When is the best time for girls to start visiting a gynecologist? The answer depends on several factors, including the age when they start menstruating, says Olga Tusheva, MD, an obstetrician-gynecologist with Highland Medical, P.C., OBS-GYN of Rockland.
The American College of Obstetricians and Gynecology recommends young women have their first visit between the ages of 13 and 15. They may want to visit a gynecologist earlier if they have started menstruating and have questions about their period, cramping or other related issues, Dr. Tusheva says.
Some girls may be nervous about their first exam because they don’t know what to expect. Parents can tell their daughters the visit isn’t just a physical exam. The gynecologist can provide accurate and confidential information about sex, sexuality, a young woman’s changing body, and menstruation.

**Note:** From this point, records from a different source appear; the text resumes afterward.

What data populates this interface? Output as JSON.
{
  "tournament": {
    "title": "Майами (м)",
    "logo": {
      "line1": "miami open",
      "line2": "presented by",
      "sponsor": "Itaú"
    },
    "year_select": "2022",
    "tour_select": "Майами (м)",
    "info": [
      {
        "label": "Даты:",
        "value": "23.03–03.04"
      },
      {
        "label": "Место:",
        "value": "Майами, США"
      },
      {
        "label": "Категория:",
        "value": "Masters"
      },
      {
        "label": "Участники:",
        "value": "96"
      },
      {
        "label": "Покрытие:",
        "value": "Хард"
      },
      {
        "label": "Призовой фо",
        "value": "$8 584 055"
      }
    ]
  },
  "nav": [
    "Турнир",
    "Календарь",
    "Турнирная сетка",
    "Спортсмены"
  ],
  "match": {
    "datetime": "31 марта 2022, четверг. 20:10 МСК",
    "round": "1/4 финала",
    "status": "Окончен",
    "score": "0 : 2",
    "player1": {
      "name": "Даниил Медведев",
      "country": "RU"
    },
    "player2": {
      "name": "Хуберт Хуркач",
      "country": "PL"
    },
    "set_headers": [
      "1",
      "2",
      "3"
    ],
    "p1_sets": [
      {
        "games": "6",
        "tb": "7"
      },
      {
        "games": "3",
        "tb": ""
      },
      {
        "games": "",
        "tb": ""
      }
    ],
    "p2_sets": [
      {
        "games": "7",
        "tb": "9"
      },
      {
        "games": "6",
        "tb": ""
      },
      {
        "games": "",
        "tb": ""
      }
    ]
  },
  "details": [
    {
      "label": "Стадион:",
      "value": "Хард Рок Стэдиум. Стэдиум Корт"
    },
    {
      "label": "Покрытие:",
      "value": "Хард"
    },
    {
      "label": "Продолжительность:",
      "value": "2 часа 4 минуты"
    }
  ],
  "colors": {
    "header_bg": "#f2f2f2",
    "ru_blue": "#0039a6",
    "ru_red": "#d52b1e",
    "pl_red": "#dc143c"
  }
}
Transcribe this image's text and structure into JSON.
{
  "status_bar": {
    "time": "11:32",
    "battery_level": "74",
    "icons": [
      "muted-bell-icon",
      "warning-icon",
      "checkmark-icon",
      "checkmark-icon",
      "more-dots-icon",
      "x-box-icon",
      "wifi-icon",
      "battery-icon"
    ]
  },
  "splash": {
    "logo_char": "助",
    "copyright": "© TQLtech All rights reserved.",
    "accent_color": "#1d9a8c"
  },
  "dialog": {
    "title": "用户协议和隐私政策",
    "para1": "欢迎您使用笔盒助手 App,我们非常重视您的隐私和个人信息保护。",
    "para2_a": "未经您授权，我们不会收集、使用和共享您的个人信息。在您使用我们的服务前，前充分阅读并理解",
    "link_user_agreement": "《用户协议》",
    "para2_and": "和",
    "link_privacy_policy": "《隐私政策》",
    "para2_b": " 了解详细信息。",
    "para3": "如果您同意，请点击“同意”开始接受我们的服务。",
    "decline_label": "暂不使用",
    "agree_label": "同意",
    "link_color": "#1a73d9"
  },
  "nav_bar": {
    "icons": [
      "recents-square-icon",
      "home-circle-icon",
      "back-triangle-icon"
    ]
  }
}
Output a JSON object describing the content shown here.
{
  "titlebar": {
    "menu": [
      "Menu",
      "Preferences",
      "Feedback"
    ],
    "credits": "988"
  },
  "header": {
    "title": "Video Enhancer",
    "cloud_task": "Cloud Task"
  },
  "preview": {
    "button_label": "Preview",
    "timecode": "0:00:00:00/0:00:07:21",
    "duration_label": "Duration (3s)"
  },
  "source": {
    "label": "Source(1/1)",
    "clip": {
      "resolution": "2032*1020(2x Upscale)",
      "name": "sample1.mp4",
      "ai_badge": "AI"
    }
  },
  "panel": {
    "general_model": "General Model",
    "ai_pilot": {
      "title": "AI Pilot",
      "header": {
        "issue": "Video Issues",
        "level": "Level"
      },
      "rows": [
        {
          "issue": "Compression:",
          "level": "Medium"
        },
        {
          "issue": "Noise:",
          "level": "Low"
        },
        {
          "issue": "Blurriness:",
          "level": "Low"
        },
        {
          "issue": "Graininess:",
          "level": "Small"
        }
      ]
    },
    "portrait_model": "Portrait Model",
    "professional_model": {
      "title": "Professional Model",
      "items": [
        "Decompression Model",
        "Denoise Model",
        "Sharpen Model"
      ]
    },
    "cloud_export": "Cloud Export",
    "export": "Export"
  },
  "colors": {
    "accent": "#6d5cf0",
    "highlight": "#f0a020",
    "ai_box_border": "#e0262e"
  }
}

The doctor can also discuss pregnancy prevention, sexually transmitted diseases, and healthy lifestyles such as not smoking or drinking. “I ask parents to step outside before I start talking with a patient,” Dr. Tusheva says. “That way she can ask questions she might not be comfortable asking in the presence of her parents.”
The doctor will ask about a girl’s medical history, including how long she has been menstruating. The doctor will do a general physical exam, including measuring weight, height, and blood pressure, as well as an external genital exam. For girls who have not been sexually active, the first exam will not include an internal pelvic exam unless they are having problems, such as abnormal bleeding or pain.
An important part of the visit is answering any questions a young woman may have. Common questions teen girls ask Dr. Tusheva include:
When do girls usually start menstruating?
Many girls start menstruating between the ages of 9 to 11, but some don’t start until several years after that. If a teen hasn’t gotten her period by the age of 15, she should be examined by a gynecologist.
Is my period normal?
In general, most girls have a period that lasts three to seven days. “It’s a continuum—everyone is different, and it’s important to discuss specific concerns with a gynecologist instead of going by a friend’s experience,” Dr. Tusheva says.
Are my cramps normal?
It’s common to have some degree of discomfort during your period. If the pain is bothersome, it’s fine to take over-the-counter pain medications such as Motrin, Aleve, or Tylenol. If cramps are causing you to miss school or activities, if you’re saturating a tampon in less than one hour, or if you feel dizzy, lightheaded, or pale (signs of anemia due to significant blood loss), see your gynecologist.
What are my options for birth control?
Birth control pills and IUDs are popular methods of birth control for sexually active young women. Birth control may be prescribed for reasons other than preventing pregnancy, such as treating painful or irregular periods, endometriosis, or even acne.
“There’s no one birth control method that’s best for everyone,” Dr. Tusheva says. “The best method for each young woman depends on her preferences, her particular situation and the reason we’re prescribing it.”
Should I be tested for a sexually transmitted disease?
Signs of a sexually transmitted disease (STD) include pain in the genital area, abnormal discolored discharge or skin lesions in the genital area. Any of these need to be evaluated by a gynecologist.
“It’s important for a young woman to feel comfortable asking her gynecologist any questions she may have, from how to use a tampon to whether she could be at risk of an STD,” Dr. Tusheva says. “There’s no question the gynecologist or nurse hasn’t heard before, and it won’t be shared with anyone else.”